Instructions for the task
Among the entries below, how many lines include "value"? Answer with the number only.

Items listed in a dataset
____

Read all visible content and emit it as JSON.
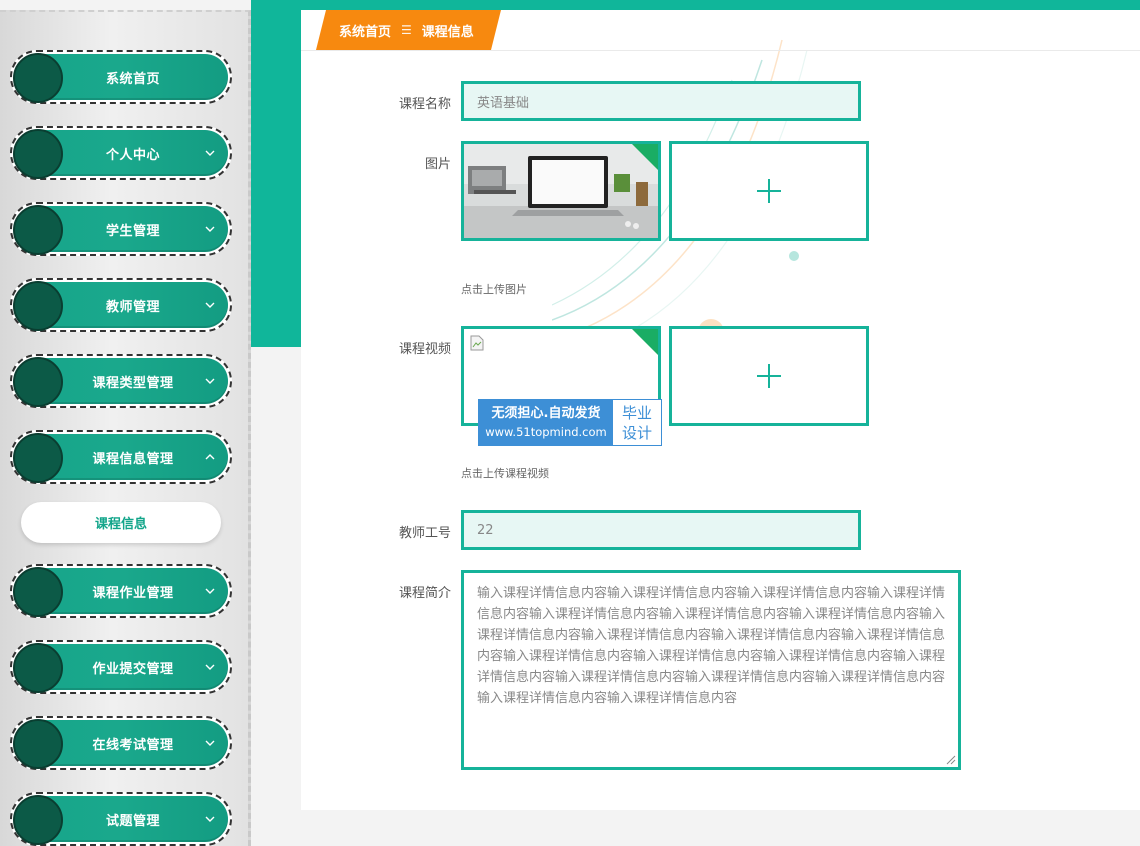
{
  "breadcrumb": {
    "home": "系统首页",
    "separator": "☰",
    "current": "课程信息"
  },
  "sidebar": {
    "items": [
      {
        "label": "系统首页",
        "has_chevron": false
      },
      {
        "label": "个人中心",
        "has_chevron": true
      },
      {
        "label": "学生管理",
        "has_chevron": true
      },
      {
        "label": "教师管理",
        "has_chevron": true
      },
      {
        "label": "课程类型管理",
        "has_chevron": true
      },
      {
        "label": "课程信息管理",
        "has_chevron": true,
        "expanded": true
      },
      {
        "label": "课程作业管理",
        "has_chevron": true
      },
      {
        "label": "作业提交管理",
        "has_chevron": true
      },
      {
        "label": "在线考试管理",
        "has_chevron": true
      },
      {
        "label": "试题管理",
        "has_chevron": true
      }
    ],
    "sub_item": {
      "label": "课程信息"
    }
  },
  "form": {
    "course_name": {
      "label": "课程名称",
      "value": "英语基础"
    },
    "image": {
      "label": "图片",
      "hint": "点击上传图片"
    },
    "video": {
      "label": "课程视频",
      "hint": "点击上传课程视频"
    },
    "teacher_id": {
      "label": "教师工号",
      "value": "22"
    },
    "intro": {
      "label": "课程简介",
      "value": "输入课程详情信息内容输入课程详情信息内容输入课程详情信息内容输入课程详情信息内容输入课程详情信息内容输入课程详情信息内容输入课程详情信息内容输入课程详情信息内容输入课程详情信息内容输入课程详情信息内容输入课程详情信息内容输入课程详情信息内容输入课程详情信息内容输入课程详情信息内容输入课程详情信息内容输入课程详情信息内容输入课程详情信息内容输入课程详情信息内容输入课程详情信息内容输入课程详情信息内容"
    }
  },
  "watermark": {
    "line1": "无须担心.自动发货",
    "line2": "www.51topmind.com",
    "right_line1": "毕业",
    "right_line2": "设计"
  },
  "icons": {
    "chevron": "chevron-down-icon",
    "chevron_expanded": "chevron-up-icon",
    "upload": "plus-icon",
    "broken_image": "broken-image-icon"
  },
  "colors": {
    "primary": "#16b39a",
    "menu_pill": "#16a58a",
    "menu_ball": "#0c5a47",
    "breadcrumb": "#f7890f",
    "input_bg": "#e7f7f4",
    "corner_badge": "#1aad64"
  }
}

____

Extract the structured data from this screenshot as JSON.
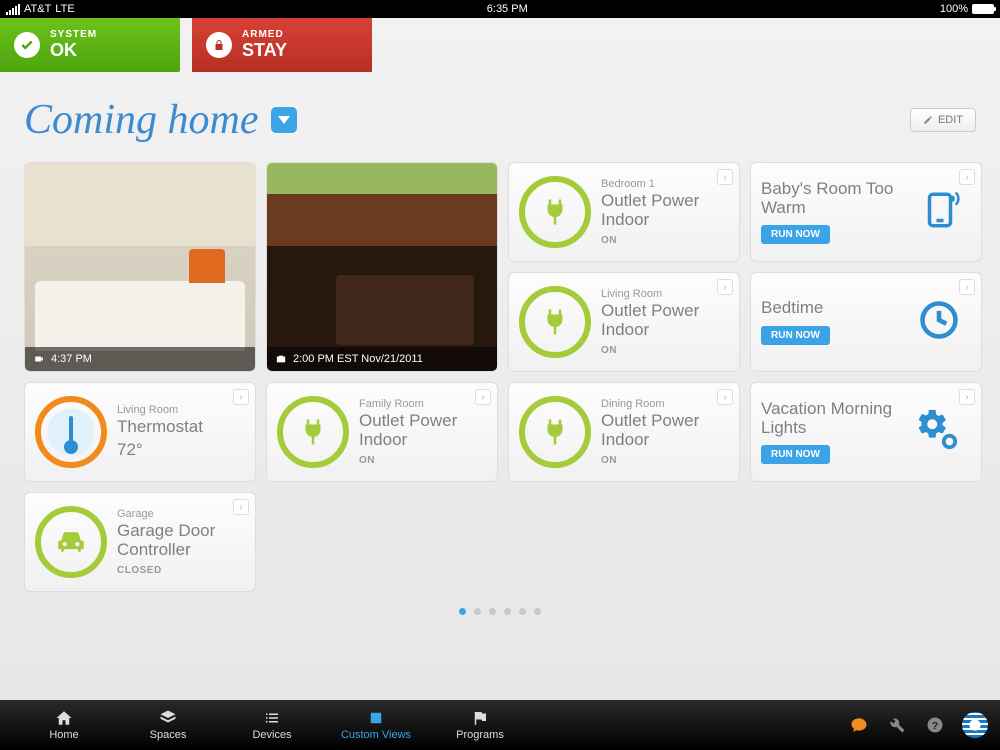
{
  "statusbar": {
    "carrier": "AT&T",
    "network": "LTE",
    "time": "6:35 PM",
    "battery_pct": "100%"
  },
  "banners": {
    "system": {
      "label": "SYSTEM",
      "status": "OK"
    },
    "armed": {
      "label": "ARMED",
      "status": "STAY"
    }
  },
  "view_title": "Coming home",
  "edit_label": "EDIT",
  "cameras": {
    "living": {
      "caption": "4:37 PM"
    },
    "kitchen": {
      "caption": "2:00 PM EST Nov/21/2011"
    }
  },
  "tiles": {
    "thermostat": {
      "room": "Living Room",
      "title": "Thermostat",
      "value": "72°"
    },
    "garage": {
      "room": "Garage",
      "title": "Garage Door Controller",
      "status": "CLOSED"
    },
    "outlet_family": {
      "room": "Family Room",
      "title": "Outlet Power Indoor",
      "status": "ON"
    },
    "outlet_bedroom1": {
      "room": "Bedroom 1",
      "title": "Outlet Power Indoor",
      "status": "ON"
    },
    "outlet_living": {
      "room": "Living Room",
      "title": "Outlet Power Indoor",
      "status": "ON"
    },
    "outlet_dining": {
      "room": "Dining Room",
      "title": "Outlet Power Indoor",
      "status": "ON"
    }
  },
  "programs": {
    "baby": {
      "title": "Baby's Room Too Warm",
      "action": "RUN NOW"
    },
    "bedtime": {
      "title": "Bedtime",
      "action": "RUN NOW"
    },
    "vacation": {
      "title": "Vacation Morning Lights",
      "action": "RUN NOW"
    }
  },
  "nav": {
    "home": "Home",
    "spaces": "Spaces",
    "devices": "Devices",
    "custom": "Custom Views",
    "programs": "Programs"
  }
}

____

Your solution
4